Copy the following listing word for word.

##############################

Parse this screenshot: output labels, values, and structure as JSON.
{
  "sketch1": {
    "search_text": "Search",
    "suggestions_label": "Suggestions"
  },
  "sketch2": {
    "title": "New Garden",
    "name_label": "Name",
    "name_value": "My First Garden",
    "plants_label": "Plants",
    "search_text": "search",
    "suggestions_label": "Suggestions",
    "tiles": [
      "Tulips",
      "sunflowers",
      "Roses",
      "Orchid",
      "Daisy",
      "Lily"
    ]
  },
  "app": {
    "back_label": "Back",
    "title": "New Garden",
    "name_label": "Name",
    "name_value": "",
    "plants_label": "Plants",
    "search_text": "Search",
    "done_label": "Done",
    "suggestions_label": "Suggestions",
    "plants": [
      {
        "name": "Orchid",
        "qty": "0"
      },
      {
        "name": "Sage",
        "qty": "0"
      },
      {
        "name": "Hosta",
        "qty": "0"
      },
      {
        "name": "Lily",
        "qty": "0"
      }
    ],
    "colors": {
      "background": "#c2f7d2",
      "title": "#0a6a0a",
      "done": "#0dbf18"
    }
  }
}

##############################

## REPLY TO THE TASK
Parse this screenshot: output labels, values, and structure as JSON.
{
  "sketch1": {
    "search_text": "Search",
    "suggestions_label": "Suggestions"
  },
  "sketch2": {
    "title": "New Garden",
    "name_label": "Name",
    "name_value": "My First Garden",
    "plants_label": "Plants",
    "search_text": "search",
    "suggestions_label": "Suggestions",
    "tiles": [
      "Tulips",
      "sunflowers",
      "Roses",
      "Orchid",
      "Daisy",
      "Lily"
    ]
  },
  "app": {
    "back_label": "Back",
    "title": "New Garden",
    "name_label": "Name",
    "name_value": "",
    "plants_label": "Plants",
    "search_text": "Search",
    "done_label": "Done",
    "suggestions_label": "Suggestions",
    "plants": [
      {
        "name": "Orchid",
        "qty": "0"
      },
      {
        "name": "Sage",
        "qty": "0"
      },
      {
        "name": "Hosta",
        "qty": "0"
      },
      {
        "name": "Lily",
        "qty": "0"
      }
    ],
    "colors": {
      "background": "#c2f7d2",
      "title": "#0a6a0a",
      "done": "#0dbf18"
    }
  }
}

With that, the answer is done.